If you eat in, your table automatically gets a giant bowl of jalapeno, coriander, onion and yellow pepper mix as well as a spicy salsa. It’s really hard not to pick at the mix when waiting for food, even if the seeds can get you heated!
Nash likes to get the $10 combo that includes a burrito and an enchillada or quesadilla and a drink. The burrito by itself, is already enough to fill a person!
My favourite are the fish tacos. The fish combined with avocado, salsa and carmelized onions have a lovely creamy texture that melts in the mouth.
Tacos come in crunchy or soft and in a variety of meats including chicken, pork, beef and chorizo. I tried chorizo which is like a spicy pork sausage, but I wasn’t completely a fan. It was a little dry. They tasted better with chicken (or fish!). I love that they double wrap both kinds of tacos to prevent any sauce leakage or have back up for accidental breakage.
Their take on the enchiladas was interesting. They were done in a kind of Honduran style with the black bean almost like a spread on the tacos which were served open face, instead of wrapped in rolls with sauce on top.

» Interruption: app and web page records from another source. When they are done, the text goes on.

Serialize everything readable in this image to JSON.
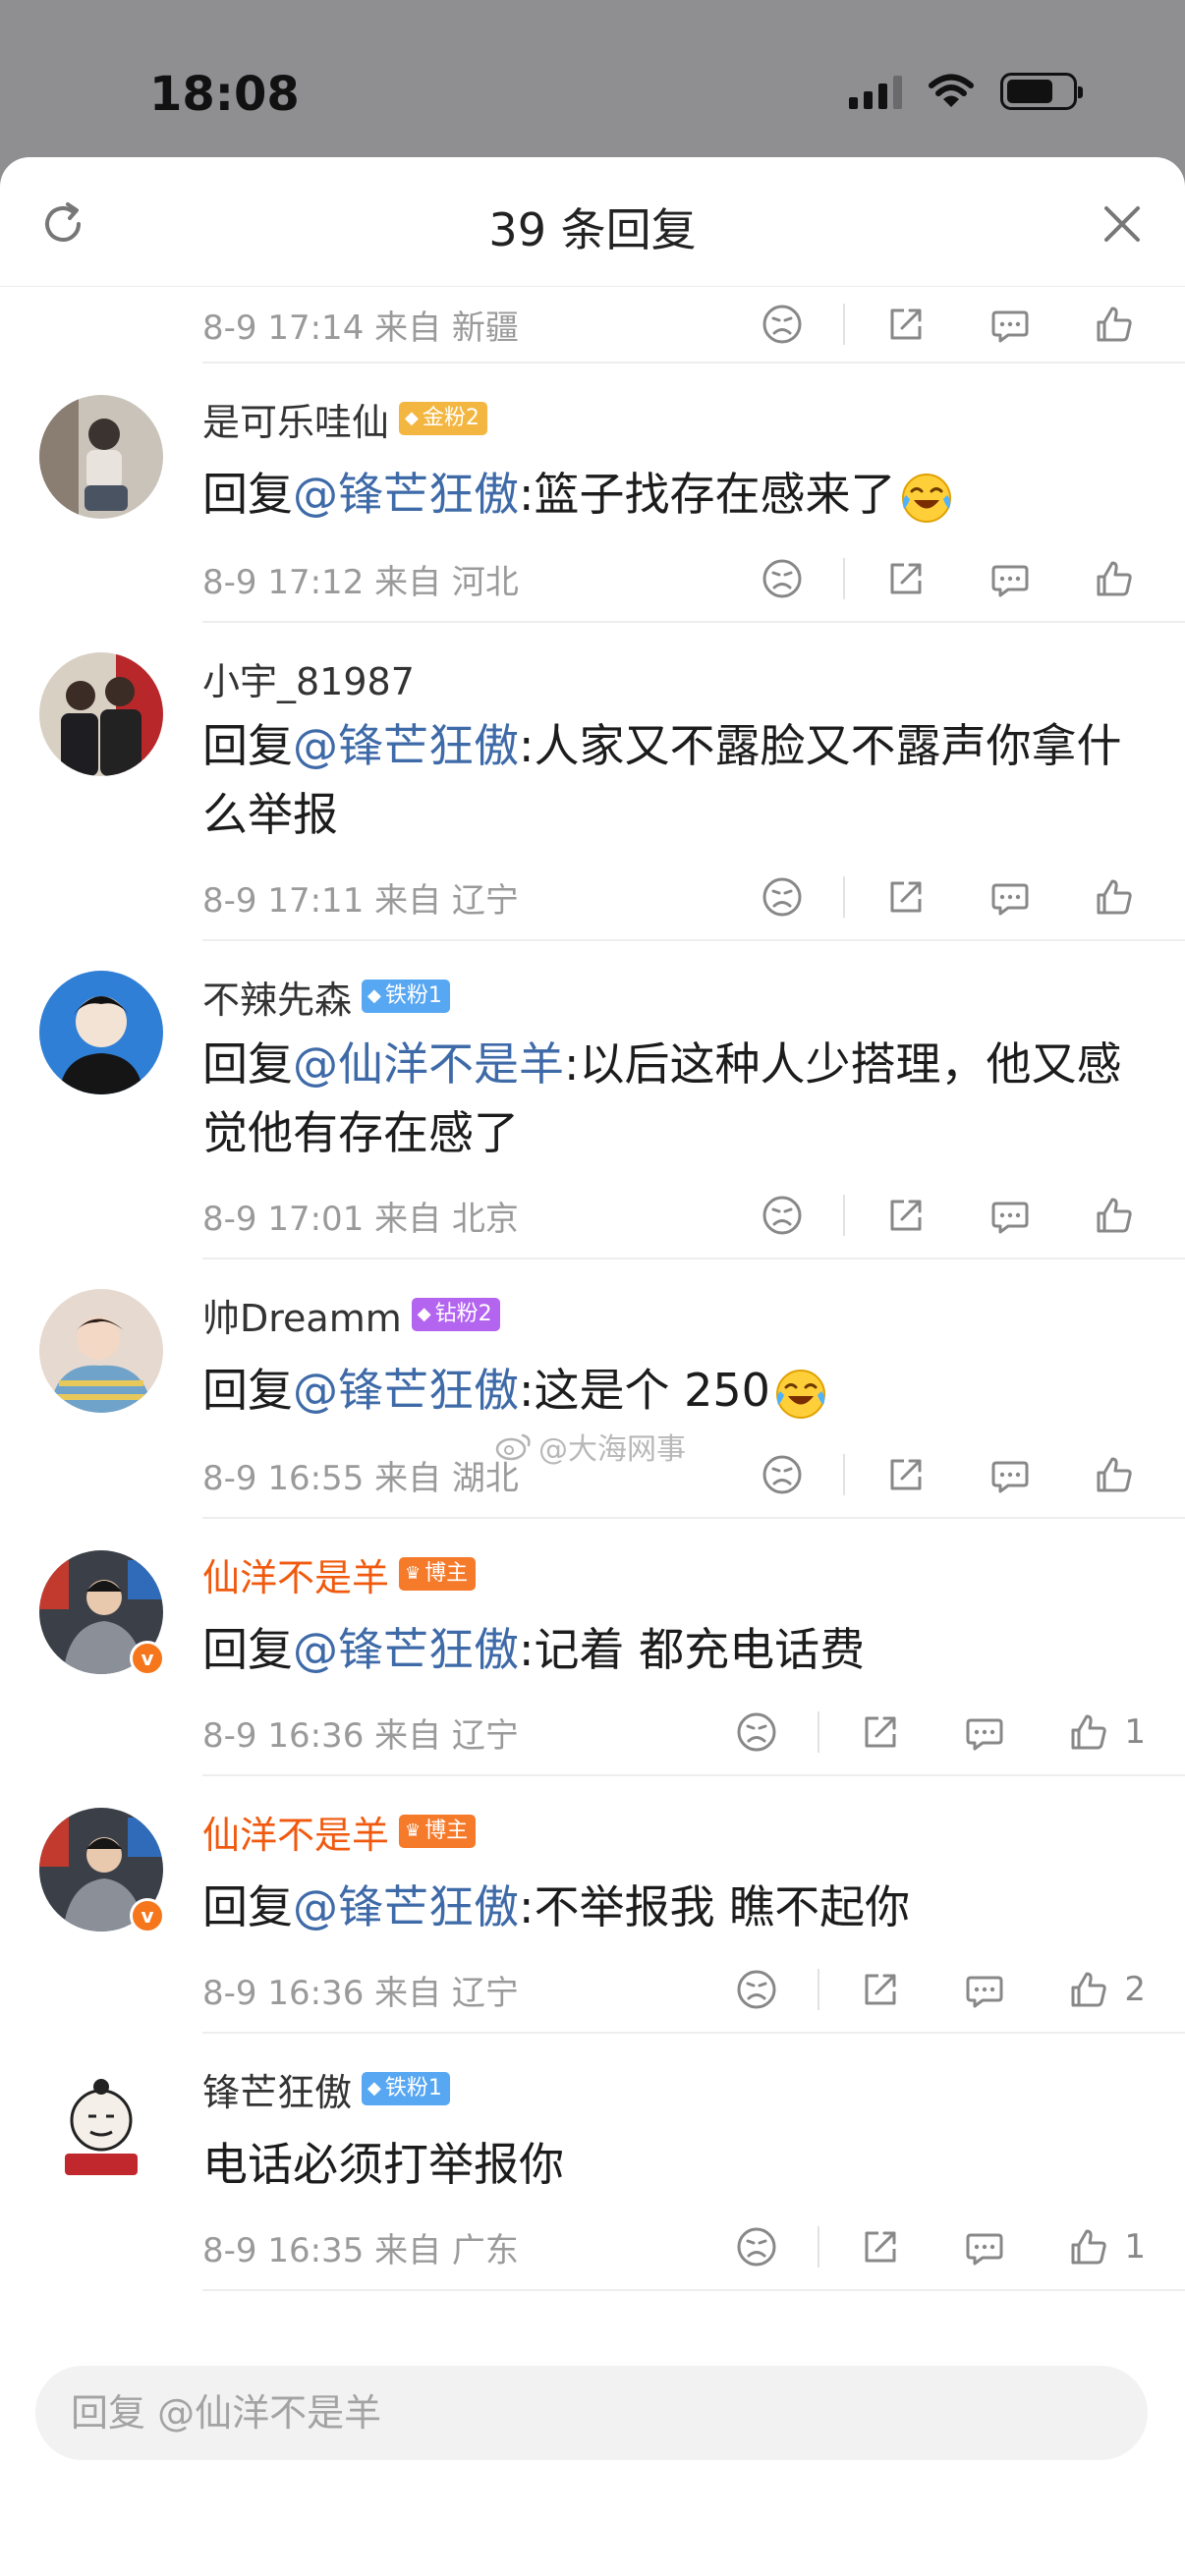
{
  "status": {
    "time": "18:08"
  },
  "header": {
    "title": "39 条回复"
  },
  "comments": [
    {
      "meta": "8-9 17:14 来自 新疆"
    },
    {
      "user": "是可乐哇仙",
      "badge": "金粉2",
      "prefix": "回复",
      "mention": "@锋芒狂傲",
      "body": ":篮子找存在感来了",
      "meta": "8-9 17:12 来自 河北"
    },
    {
      "user": "小宇_81987",
      "prefix": "回复",
      "mention": "@锋芒狂傲",
      "body": ":人家又不露脸又不露声你拿什么举报",
      "meta": "8-9 17:11 来自 辽宁"
    },
    {
      "user": "不辣先森",
      "badge": "铁粉1",
      "prefix": "回复",
      "mention": "@仙洋不是羊",
      "body": ":以后这种人少搭理，他又感觉他有存在感了",
      "meta": "8-9 17:01 来自 北京"
    },
    {
      "user": "帅Dreamm",
      "badge": "钻粉2",
      "prefix": "回复",
      "mention": "@锋芒狂傲",
      "body": ":这是个 250",
      "meta": "8-9 16:55 来自 湖北"
    },
    {
      "user": "仙洋不是羊",
      "badge": "博主",
      "prefix": "回复",
      "mention": "@锋芒狂傲",
      "body": ":记着 都充电话费",
      "meta": "8-9 16:36 来自 辽宁",
      "likes": "1"
    },
    {
      "user": "仙洋不是羊",
      "badge": "博主",
      "prefix": "回复",
      "mention": "@锋芒狂傲",
      "body": ":不举报我 瞧不起你",
      "meta": "8-9 16:36 来自 辽宁",
      "likes": "2"
    },
    {
      "user": "锋芒狂傲",
      "badge": "铁粉1",
      "body": "电话必须打举报你",
      "meta": "8-9 16:35 来自 广东",
      "likes": "1"
    }
  ],
  "reply": {
    "placeholder": "回复 @仙洋不是羊"
  },
  "watermark": "@大海网事",
  "icons": [
    "refresh-icon",
    "close-icon",
    "dislike-icon",
    "share-icon",
    "comment-icon",
    "like-icon",
    "weibo-icon"
  ],
  "colors": {
    "mention": "#3e6aa8",
    "blogger_name": "#f05a0f",
    "verified": "#f6761c"
  }
}
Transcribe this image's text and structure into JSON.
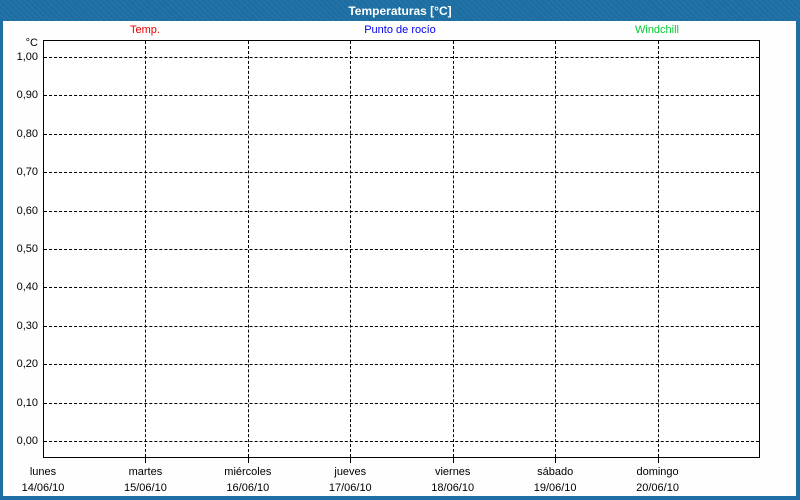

Pupusas were one thing I learned about for the first time when coming here. They are a truly Salvadorian dish and was almost like their take on a fried crepe of some sort! I had one filled with pork and it was served with sauce that reminded me of marinara.
Lastly, I also tried the chicken tamales. They reminded me of sticky rice wrapped in a banana leaf that my grandmother used to make, except this was with corn and chicken. It may appear small, but one of these things definitely fills you up.
What I love most about this place is the price. All menu items are around $3, so you can mix it up and have multiple items. For the price, the food is fresh and delicious. When I have time (and the budget) I’ll hit up Grand Electric to compare, but I think I may end up favouring Tacos El Asador. I don’t care about pretension, only how things fare on the taste meter and if it doesn’t hurt the wallet, it’s a double win.